Reports of police beating and associated harms among people who inject drugs in Bangkok, Thailand: a serial cross-sectional study
1 Urban Health Research Initiative, British Columbia Centre for Excellence in HIV/AIDS, St. Paul’s Hospital, 608-1081 Burrard Street, Vancouver, BC V6Z 1Y6, Canada
2 Interdisciplinary Studies Graduate Program, University of British Columbia, Green Commons, 6201 Cecil Green Park Road, Vancouver, BC V6T 1Z1, Canada
3 School of Population & Public Health, University of British Columbia, 2206 East Mall, Vancouver, BC V6T 1Z3, Canada
4 Global Drug Policy Program, Open Society Foundations, 7th Floor Millbank Tower, 21-24 Millbank, London SW1P 4QP, United Kingdom
5 Mitsampan Harm Reduction Center / Thai AIDS Treatment Action Group, 18/89 Vipawadee Rd., soi 40 Chatuchak, Bangkok 10900, Thailand
6 Faculty of Medicine, University of British Columbia, 317-2194 Health Sciences Mall, Vancouver, BC V6T 1Z3, Canada
Citation and License
BMC Public Health 2013, 13:733 doi:10.1186/1471-2458-13-733Published: 7 August 2013
Thailand has for years attempted to address illicit drug use through aggressive drug law enforcement. Despite accounts of widespread violence by police against people who inject drugs (IDU), the impact of police violence has not been well investigated. In the wake of an intensified police crackdown in 2011, we sought to identify the prevalence and correlates of experiencing police beating among IDU in Bangkok.
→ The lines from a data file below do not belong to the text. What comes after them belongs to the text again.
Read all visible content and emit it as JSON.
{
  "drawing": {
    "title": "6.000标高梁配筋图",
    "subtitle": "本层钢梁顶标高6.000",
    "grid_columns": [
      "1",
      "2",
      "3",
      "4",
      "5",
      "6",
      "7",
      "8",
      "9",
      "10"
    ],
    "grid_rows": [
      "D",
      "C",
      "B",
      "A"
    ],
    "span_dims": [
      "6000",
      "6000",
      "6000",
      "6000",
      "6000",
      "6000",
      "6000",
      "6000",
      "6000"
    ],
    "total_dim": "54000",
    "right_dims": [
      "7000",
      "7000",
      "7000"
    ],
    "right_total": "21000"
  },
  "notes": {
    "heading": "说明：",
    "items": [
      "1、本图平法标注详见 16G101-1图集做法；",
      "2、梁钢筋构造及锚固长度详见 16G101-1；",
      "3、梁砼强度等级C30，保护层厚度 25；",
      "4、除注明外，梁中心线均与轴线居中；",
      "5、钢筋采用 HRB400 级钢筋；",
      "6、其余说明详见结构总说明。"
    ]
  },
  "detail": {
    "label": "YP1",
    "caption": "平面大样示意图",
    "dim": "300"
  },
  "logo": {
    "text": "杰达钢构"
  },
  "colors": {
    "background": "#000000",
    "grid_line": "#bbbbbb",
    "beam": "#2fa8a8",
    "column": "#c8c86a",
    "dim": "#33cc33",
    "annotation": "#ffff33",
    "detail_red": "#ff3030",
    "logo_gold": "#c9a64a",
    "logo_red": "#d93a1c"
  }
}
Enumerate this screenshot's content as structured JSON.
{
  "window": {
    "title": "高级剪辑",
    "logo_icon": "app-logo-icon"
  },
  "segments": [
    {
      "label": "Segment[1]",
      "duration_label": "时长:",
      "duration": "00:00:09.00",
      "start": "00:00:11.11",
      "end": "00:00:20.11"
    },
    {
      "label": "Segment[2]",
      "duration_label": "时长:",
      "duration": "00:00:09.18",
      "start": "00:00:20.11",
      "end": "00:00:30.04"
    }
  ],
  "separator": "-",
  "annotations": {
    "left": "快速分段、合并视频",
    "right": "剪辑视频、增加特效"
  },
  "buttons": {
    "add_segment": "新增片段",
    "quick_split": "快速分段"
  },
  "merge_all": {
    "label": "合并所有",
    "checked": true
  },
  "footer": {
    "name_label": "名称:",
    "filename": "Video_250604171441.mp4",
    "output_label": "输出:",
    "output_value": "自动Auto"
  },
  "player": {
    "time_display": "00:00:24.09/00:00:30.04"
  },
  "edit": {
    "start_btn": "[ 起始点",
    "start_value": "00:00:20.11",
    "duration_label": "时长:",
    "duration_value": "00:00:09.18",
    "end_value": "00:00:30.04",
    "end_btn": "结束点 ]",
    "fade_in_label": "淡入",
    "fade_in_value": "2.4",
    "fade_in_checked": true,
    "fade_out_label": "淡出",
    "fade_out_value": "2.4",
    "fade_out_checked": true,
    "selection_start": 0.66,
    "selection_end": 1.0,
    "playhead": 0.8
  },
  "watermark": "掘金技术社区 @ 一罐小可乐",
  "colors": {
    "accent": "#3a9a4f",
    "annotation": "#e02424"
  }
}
Community-recruited samples of IDU in Bangkok were surveyed between June 2009 and October 2011. Multivariate log-binomial regression was used to identify factors associated with reporting police beating.
In total, 639 unique IDU participated in this serial cross-sectional study, with 240 (37.6%) participants reporting that they had been beaten by police. In multivariate analyses, reports of police beating were associated with male gender (Adjusted Prevalence Ratio [APR] = 4.43), younger age (APR = 1.69), reporting barriers to accessing healthcare (APR = 1.23), and a history of incarceration (APR = 2.51), compulsory drug detention (APR = 1.22) and syringe sharing (APR = 1.44), and study enrolment in 2011 (APR = 1.27) (all p < 0.05). Participants most commonly reported police beating during the interrogation process.
A high proportion of IDU in Bangkok reported having been beaten by the police. Experiencing police beating was independently associated with various indicators of drug-related harm. These findings suggest that the over-reliance on enforcement-based approaches is contributing to police-perpetrated abuses and the perpetuation of the HIV risk behaviour among Thai IDU.